My friend Fred Sweeney of VG Partners pointed me to this interesting call for help by the biotech industry in Canada, whose start-ups are finding it difficult to raise money to survive, let alone thrive. In these times of hardships, the ventures with the least obvious path to commercialization and revenue are the ones who suffer first and most. Given the lengthy development cycles and uncertain payout, biotech ventures evidently stand at the frontline of the crisis.
What all that shows is that a start-up should at all times be able to articulate the revenue model it is proposing to pursue. It should tie all its current efforts to this model, or “reverse-engineer revenue” as per the expression I coined at GrowthRoute. Doing just that provide three benefits: one, you stand in first row against competing start-ups when comes the time for VCs to hand out cash; two, keeping your eyes on the prize helps you identify where to focus your efforts today, and better allocate your current resources; three, spending some time thinking about how you will make money could point to nearer-term sources of revenue you may not have thought of.
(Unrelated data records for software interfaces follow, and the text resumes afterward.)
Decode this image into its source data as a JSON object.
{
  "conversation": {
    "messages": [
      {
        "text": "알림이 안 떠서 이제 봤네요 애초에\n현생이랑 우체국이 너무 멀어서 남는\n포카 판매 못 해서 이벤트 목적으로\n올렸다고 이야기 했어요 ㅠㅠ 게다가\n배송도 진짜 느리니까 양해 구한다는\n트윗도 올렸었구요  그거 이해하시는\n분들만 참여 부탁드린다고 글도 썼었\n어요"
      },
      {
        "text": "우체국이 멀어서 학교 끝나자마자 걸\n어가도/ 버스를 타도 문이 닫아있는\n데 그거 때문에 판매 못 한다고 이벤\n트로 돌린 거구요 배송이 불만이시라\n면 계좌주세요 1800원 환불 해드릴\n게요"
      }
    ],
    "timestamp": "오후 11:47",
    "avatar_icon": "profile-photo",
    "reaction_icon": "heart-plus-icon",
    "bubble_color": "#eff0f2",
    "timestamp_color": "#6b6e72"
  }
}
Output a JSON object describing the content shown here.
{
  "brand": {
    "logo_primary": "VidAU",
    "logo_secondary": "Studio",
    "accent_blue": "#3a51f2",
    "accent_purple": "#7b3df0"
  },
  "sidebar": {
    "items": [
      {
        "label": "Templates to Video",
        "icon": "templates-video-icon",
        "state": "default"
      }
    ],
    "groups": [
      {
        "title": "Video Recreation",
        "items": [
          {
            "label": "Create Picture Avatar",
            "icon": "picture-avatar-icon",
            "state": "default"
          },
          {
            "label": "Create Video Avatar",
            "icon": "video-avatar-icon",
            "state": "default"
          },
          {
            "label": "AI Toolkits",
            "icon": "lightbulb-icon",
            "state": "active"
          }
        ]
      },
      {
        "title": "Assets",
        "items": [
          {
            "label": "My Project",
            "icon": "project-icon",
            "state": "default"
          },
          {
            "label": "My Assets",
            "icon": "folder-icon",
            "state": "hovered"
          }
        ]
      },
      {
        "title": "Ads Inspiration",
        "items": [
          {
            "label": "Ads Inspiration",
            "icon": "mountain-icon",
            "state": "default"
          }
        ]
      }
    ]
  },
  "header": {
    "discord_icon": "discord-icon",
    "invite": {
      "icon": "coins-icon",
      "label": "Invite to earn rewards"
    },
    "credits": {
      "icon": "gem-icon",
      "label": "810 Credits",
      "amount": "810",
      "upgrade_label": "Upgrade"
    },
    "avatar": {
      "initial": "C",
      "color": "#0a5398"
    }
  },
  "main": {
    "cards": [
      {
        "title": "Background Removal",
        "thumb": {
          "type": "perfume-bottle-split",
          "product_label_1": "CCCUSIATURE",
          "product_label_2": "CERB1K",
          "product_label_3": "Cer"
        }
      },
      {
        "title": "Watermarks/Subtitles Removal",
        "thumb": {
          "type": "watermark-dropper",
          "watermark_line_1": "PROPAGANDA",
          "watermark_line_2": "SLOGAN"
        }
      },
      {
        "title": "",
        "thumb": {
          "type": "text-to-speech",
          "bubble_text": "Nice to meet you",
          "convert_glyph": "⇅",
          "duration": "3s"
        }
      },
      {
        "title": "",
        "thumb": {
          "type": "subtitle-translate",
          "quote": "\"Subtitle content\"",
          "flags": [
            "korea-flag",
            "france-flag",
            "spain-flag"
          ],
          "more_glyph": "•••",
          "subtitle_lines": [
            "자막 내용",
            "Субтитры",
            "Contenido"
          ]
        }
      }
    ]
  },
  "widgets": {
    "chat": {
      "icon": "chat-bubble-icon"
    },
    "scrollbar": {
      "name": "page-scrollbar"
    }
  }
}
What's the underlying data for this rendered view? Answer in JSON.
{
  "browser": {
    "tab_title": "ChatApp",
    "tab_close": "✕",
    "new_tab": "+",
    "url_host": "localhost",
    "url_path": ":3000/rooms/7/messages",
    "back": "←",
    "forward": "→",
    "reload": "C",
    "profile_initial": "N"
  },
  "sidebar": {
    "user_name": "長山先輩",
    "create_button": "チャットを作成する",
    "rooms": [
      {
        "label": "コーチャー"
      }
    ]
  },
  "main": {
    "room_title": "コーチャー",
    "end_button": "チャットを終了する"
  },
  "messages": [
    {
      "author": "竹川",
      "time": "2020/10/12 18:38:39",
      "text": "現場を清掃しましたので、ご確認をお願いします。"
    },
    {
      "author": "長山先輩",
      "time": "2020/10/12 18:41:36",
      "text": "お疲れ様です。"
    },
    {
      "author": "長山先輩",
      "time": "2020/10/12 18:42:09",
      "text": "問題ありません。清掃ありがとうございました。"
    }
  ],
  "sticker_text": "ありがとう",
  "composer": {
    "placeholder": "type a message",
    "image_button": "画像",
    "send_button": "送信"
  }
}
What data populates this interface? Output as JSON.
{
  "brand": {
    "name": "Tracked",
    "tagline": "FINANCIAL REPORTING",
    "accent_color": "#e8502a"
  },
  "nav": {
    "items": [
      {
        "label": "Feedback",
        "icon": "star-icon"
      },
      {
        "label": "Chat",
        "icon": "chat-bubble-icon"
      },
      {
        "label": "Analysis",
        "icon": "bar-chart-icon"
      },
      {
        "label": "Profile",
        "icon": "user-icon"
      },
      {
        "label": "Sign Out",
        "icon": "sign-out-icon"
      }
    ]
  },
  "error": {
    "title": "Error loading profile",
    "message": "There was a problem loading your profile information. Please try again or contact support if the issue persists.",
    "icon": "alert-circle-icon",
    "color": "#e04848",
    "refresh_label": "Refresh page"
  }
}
Without a destination and a map to get there, you can have a tight ship and yet run it in circles. Better to never count on the government to get you back on track.